Component data from apps and pages:
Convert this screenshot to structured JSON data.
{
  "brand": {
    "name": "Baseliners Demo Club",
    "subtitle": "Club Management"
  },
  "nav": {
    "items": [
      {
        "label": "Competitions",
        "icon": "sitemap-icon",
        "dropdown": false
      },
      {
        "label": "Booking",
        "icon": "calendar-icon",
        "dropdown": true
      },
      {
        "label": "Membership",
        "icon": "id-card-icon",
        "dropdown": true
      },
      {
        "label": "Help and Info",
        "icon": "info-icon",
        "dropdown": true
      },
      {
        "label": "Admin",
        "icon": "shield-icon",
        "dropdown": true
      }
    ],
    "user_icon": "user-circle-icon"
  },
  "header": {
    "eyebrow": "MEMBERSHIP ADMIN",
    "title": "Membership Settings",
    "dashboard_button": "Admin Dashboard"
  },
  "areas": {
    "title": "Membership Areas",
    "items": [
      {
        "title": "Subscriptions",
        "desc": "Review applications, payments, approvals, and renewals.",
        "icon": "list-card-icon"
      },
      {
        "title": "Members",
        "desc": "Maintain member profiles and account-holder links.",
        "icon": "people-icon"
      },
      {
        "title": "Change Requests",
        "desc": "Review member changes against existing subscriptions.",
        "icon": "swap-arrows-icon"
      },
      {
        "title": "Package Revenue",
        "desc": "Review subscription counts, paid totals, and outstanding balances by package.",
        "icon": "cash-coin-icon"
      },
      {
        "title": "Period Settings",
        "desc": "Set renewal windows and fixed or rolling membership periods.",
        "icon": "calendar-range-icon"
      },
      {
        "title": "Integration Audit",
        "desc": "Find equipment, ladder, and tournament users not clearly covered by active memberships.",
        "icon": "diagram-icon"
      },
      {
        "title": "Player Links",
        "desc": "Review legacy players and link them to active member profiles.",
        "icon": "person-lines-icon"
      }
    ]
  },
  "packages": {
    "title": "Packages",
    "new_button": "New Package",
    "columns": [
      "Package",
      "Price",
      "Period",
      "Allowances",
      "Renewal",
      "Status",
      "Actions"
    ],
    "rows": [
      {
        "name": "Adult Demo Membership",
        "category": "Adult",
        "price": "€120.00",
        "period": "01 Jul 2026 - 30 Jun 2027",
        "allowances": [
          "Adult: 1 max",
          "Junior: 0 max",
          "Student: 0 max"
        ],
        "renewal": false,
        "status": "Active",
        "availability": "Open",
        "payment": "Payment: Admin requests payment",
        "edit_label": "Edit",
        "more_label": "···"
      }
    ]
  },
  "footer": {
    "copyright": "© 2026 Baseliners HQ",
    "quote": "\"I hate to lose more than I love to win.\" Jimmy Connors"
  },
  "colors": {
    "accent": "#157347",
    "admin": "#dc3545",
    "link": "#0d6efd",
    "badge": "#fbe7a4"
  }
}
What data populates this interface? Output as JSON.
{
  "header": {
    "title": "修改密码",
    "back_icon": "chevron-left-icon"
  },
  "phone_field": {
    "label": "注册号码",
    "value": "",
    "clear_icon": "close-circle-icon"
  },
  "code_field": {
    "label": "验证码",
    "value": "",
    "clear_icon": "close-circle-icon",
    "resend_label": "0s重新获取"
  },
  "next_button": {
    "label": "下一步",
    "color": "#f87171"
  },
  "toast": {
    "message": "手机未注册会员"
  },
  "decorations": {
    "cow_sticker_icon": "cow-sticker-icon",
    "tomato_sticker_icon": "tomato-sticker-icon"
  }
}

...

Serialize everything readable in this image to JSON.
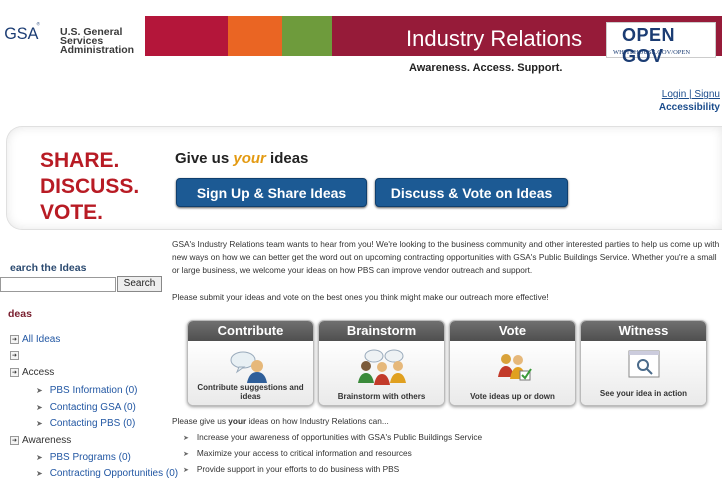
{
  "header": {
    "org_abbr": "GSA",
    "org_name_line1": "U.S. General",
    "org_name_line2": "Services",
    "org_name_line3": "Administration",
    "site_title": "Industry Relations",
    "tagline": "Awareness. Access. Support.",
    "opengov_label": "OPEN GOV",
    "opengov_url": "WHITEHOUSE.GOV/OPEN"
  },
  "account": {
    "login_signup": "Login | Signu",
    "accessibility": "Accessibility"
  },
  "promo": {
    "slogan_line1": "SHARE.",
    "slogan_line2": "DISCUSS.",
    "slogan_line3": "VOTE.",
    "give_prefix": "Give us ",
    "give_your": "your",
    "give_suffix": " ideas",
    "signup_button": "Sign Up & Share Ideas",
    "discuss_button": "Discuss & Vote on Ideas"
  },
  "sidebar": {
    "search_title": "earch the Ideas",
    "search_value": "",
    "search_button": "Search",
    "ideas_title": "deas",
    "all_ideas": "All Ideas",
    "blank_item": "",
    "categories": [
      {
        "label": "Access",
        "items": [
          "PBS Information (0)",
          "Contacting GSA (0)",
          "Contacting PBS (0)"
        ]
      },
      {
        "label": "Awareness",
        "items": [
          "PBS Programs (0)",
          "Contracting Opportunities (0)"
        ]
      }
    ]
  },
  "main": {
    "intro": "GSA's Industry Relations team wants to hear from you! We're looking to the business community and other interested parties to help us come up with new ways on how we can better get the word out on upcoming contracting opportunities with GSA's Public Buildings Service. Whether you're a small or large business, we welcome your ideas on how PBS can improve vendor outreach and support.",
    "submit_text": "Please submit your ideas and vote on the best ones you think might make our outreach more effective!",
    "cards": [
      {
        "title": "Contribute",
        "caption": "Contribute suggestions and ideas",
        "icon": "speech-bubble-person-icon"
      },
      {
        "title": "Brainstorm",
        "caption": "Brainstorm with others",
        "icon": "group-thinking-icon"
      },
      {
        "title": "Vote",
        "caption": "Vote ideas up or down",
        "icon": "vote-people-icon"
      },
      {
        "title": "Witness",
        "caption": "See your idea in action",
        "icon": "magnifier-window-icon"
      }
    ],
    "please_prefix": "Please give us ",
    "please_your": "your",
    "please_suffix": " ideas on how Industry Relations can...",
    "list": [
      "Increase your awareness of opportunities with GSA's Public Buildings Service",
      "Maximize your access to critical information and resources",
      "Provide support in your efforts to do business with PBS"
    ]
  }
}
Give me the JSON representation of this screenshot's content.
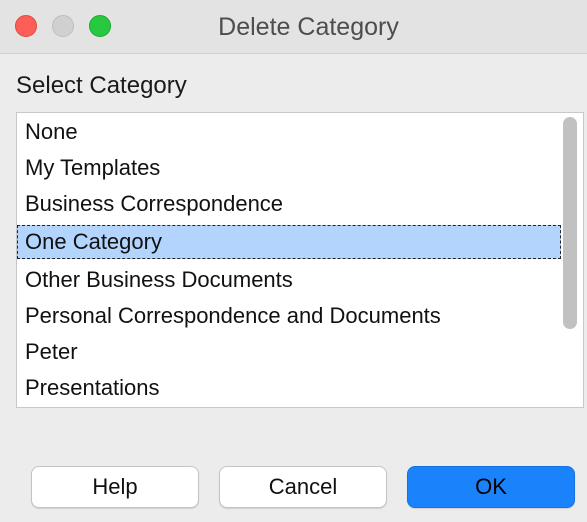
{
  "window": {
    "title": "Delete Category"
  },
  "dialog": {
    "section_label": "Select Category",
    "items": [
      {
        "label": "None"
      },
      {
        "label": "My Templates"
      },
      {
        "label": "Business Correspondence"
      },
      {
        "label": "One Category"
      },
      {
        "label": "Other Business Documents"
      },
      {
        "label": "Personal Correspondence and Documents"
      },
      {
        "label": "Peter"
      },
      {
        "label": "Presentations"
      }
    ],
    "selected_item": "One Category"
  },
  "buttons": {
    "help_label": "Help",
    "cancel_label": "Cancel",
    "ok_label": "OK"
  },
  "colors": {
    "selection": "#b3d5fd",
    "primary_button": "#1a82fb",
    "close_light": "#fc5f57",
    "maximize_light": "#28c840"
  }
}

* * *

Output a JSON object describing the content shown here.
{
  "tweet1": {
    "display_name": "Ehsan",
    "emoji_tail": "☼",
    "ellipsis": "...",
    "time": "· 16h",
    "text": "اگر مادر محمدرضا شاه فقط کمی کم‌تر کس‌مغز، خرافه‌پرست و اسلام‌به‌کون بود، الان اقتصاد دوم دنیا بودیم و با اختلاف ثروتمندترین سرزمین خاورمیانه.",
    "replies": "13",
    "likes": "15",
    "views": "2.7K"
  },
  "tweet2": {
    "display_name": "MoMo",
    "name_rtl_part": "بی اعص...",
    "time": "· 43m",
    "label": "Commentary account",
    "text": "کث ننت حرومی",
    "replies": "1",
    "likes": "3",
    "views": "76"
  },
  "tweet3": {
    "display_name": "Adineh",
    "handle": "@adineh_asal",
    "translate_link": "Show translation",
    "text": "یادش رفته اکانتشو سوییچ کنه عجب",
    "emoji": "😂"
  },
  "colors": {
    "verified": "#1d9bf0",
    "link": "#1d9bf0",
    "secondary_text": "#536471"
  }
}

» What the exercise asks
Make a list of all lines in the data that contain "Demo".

» Result of the exercise
    "name": "Baseliners Demo Club",
        "name": "Adult Demo Membership",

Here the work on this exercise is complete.